Socialism doesn’t work: Entry 5,003,214,346,227,214…give or take.
Venezuela, the “how not to be a country” poster child, has been in dire economic straights for a long time. That much we know.
In fact, so dire is Venezuela’s economy that a video game’s virtual currency is worth far more than its real-life currency the bolivar. As such, many Venezuelan’s can’t afford simple things like bread or toilet paper.
As a quick fix, Venezuela’s socialist President Nicolas Maduro ordered that minimum wage in the country be jacked up some 3000 percent so that Venezuelans can have a living wage. What resulted was a lot of firings as businesses could no longer afford their employees.
Starting this week, 7 million employees are guaranteed 1,800 bolivars a month — worth about $20 at the black-market rate. President Nicolas Maduro intended the mandate as political boost, but it’s having the opposite effect as companies, already hit by Venezuela’s epic economic contraction, tell workers they can’t afford to keep them.
While there have been many similar moves in the past, never has one been so disruptive, arriving amid hyperinflation, depression and devaluation. Some employers are restructuring costs, rejiggering pay scales and negotiating settlements with workers. Others are simply dismissing people. Much of the action happens secretively as companies try to avoid punishment by the government, which has been jailing those it believes are flouting the rules.

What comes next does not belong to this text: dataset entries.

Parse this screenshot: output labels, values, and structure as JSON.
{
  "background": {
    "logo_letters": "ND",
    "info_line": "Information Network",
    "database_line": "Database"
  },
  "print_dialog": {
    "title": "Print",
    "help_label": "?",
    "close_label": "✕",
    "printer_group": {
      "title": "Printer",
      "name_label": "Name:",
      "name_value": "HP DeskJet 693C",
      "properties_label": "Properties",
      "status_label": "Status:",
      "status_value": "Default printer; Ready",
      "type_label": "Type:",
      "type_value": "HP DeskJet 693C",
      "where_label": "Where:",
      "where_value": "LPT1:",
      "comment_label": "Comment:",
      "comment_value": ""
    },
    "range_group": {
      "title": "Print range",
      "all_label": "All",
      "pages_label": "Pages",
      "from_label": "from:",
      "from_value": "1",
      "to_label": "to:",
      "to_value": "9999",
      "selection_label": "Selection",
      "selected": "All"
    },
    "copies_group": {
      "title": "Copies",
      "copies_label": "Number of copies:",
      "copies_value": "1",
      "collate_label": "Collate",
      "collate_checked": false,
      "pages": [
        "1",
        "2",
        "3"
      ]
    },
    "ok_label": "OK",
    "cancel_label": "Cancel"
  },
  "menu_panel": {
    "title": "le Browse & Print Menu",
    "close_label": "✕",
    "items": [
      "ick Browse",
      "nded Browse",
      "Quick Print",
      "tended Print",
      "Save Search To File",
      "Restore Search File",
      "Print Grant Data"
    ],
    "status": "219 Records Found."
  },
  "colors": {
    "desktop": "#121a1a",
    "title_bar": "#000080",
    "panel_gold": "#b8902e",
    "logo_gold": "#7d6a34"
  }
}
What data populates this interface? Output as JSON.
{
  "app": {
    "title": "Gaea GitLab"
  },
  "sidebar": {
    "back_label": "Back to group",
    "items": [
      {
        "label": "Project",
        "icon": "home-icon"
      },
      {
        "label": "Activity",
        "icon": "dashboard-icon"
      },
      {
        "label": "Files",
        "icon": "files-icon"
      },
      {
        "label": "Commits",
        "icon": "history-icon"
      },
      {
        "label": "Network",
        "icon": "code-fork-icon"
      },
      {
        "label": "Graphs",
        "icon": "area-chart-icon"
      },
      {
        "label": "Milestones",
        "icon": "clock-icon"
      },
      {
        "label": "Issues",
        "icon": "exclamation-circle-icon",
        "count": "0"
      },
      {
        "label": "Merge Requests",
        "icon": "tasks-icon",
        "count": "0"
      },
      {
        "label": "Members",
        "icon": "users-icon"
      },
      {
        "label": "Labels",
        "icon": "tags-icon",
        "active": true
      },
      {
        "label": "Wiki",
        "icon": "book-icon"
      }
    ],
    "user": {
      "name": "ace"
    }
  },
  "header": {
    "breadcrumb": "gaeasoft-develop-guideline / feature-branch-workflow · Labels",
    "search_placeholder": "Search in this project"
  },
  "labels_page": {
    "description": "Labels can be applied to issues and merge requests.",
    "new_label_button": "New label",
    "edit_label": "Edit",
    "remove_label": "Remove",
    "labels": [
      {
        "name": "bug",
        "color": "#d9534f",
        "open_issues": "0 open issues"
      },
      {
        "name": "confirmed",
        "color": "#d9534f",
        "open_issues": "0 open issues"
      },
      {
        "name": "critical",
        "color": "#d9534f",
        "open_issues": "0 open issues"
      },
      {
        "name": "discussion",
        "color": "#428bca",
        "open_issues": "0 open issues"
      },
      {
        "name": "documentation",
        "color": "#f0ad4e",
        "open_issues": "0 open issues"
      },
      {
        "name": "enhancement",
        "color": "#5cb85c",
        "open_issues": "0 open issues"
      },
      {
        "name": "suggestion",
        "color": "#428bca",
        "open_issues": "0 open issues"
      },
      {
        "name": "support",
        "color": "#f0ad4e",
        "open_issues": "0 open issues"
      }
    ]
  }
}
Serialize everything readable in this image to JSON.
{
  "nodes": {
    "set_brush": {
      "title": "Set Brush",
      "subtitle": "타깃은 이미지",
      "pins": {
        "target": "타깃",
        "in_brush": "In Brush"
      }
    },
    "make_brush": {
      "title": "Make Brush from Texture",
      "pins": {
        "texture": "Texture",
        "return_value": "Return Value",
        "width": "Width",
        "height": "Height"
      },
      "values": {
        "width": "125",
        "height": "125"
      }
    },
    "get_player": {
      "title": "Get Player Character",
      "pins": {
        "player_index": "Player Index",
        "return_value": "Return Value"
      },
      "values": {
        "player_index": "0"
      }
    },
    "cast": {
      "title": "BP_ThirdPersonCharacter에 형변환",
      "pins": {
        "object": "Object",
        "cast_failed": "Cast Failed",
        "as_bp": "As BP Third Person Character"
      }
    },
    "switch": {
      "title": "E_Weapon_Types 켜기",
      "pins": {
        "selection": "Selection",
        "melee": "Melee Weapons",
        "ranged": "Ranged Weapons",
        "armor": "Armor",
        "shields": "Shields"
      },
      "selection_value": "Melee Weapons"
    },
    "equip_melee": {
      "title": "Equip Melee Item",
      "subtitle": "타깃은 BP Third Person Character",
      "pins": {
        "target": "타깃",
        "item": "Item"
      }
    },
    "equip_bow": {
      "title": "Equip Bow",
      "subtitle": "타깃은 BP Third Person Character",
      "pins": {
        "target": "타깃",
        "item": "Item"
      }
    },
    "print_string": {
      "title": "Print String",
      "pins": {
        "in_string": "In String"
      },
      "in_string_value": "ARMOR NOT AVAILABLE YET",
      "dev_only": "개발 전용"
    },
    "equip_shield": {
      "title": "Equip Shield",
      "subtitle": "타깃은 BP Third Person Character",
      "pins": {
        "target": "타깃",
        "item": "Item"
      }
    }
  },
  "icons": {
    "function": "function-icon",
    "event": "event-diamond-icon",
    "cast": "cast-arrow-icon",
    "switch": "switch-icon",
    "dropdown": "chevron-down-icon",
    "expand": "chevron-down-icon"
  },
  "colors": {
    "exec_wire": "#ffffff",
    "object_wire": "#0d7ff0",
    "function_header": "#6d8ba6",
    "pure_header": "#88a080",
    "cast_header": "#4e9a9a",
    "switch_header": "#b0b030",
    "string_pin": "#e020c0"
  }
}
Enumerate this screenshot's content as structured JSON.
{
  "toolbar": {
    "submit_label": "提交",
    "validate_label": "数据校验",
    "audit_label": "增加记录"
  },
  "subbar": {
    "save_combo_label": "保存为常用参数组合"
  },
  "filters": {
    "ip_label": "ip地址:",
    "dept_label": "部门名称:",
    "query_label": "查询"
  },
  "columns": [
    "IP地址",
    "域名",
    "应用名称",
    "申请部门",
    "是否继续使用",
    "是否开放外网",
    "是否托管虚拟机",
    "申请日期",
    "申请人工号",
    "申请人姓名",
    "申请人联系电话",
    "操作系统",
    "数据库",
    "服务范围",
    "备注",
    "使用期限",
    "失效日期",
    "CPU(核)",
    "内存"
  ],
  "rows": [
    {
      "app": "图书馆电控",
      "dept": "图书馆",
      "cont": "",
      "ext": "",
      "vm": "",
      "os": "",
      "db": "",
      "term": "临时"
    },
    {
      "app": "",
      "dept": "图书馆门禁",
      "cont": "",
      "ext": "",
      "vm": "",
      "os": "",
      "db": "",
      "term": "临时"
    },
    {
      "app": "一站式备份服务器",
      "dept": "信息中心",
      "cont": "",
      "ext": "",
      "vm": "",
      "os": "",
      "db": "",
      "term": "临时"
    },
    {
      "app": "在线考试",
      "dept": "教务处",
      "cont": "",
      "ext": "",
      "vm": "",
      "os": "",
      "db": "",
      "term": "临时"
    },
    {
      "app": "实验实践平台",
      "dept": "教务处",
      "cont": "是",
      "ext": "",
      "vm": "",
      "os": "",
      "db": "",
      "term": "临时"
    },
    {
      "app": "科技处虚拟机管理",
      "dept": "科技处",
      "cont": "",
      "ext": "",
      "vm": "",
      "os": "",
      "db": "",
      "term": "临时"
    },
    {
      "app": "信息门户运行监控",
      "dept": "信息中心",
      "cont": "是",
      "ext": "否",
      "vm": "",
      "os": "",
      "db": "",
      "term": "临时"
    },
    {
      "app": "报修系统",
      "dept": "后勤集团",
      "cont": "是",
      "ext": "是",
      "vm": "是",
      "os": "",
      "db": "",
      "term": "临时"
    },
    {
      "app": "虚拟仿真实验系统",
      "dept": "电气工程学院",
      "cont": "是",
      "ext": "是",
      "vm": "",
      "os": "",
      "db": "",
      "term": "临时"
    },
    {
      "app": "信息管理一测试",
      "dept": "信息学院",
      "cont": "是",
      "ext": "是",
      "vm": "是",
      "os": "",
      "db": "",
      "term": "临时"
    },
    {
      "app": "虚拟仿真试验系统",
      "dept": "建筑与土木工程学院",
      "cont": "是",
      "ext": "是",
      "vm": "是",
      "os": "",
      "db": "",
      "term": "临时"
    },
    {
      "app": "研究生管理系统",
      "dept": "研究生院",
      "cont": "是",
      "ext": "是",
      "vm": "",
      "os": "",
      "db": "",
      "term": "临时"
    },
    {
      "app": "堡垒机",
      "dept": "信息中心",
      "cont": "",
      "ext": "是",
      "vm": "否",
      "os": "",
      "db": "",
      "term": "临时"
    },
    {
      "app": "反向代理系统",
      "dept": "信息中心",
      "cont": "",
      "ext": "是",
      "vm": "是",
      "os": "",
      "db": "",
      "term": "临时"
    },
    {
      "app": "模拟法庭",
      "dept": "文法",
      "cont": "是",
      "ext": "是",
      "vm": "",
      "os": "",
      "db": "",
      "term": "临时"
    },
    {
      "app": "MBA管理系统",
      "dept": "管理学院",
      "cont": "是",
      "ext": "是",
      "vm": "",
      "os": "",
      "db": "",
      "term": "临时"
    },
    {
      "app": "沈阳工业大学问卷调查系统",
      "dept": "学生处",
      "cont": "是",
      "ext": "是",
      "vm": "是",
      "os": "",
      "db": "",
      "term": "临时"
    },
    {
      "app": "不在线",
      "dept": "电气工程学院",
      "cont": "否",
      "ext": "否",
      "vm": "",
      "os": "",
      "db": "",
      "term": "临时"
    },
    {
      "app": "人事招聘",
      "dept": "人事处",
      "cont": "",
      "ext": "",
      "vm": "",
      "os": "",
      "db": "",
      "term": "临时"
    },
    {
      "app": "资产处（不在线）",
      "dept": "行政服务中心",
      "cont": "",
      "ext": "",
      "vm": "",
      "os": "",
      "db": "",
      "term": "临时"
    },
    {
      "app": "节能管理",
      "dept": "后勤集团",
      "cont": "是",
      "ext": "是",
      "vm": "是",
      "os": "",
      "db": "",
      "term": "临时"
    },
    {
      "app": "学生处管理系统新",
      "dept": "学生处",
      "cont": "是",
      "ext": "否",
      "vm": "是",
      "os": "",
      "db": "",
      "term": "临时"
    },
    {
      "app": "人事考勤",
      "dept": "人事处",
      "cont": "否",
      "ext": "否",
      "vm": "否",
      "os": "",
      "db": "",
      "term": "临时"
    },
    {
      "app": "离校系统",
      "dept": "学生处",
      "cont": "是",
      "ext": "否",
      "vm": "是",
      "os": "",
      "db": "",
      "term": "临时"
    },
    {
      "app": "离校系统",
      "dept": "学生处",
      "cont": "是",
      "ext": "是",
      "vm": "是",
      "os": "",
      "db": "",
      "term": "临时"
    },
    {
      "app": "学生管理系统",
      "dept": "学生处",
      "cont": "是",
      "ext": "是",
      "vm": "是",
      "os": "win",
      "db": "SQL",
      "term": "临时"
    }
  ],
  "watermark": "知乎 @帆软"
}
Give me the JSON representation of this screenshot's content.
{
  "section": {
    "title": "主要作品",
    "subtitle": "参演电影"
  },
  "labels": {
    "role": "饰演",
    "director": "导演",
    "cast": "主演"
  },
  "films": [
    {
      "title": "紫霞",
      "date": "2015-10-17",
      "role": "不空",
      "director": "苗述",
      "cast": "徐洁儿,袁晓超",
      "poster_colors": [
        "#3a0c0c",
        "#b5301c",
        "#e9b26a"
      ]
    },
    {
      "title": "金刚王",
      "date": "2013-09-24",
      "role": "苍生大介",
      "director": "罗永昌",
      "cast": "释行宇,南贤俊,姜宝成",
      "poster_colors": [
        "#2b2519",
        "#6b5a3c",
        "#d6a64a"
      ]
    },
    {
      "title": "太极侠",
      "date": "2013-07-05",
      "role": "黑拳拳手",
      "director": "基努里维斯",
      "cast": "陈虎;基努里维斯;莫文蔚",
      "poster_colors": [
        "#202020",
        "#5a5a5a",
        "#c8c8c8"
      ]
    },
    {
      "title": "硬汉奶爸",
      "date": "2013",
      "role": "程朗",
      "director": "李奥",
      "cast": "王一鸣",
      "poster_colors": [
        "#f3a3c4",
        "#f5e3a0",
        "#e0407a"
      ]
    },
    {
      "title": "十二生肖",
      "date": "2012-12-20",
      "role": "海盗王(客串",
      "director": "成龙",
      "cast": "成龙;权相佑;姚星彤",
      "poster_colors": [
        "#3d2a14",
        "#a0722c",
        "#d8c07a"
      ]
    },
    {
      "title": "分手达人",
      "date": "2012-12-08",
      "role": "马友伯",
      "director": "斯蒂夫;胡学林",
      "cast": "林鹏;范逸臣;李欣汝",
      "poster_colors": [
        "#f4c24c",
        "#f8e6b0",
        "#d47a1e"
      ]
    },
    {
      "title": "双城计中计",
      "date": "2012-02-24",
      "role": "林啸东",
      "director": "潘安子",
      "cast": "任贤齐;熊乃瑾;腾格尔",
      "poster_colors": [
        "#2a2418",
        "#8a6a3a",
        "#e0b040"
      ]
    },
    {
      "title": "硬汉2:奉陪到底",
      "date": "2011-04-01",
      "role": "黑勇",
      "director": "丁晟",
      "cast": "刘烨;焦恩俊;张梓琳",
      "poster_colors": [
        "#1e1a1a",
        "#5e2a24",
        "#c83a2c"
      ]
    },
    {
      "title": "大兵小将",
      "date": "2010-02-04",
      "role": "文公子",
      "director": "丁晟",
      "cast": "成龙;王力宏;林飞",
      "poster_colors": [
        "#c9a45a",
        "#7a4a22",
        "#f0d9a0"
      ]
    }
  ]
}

How the Venezuelan government didn’t see this coming is beyond me, but when you’re a socialist dictator looking to score political points in your failing country, the correct answer is always “give someone else’s stuff away.” That it would have brought people back into the realm of milk and honey is a pipe dream. You can’t give to one without taking from another, and when you take too much from one, they run out of stuff for you to give out.
This pattern is seen repeated throughout the world, even here in the U.S.
Starbucks had to close over 100 stores in June in areas where the “Fight for 15” crowd had victories, choosing instead to move the stores to a less expensive area.
In fact, research was done to see what would happen if California was able to secure a $15 an hour for the state by the Employment Policies Institute, and found Californians will have lost over 400,000 jobs by 2022 due to the fact that businesses wouldn’t be able to afford the extra expense.
The punchline is that raising wages does nothing to help. It only leaves people jobless.